== Segment start ==

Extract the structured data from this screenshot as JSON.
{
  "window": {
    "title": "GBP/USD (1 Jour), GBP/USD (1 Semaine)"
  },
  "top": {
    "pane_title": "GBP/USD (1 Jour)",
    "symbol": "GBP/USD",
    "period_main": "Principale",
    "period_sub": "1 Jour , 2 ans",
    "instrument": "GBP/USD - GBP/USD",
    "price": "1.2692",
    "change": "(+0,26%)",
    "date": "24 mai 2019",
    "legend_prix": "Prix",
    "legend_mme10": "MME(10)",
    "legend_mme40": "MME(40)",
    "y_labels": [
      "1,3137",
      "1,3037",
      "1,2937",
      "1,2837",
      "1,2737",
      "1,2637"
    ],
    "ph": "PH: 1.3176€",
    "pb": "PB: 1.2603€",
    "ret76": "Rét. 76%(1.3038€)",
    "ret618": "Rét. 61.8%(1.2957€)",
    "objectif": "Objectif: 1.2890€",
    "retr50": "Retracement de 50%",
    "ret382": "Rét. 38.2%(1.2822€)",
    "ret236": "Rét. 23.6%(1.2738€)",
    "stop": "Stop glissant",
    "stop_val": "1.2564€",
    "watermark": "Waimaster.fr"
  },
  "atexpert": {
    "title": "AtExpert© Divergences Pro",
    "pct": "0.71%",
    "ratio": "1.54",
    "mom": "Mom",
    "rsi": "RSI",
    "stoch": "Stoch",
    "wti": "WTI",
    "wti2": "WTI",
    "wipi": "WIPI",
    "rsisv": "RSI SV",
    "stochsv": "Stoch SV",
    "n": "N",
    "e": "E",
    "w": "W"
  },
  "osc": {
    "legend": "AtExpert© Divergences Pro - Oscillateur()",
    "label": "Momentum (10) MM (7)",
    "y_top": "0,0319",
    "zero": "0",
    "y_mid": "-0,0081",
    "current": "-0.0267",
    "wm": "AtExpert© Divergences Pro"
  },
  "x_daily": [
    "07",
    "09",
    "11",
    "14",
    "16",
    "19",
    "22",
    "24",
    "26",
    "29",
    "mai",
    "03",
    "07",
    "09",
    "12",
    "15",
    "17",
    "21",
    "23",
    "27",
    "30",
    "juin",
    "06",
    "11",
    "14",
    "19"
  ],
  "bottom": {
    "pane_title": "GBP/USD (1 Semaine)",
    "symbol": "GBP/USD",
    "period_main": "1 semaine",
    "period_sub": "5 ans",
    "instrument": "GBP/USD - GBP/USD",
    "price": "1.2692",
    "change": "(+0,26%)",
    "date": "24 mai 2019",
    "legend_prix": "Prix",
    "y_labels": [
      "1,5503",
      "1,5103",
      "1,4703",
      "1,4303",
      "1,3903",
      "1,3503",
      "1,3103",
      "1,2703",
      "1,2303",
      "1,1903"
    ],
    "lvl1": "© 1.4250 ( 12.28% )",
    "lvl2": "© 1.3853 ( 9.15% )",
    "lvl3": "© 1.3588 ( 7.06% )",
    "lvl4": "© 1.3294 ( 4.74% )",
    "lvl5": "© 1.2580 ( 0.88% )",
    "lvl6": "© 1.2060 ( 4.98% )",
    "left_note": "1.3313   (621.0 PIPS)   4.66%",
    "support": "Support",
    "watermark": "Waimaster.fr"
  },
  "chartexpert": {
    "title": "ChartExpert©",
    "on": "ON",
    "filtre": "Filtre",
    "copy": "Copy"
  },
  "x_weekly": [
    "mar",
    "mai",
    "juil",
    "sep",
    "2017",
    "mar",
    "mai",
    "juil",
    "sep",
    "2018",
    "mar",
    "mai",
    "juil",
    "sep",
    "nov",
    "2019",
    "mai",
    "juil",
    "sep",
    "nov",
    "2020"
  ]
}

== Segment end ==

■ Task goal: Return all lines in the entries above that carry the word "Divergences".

■ Response box:
    "title": "AtExpert© Divergences Pro",
    "legend": "AtExpert© Divergences Pro - Oscillateur()",
    "wm": "AtExpert© Divergences Pro"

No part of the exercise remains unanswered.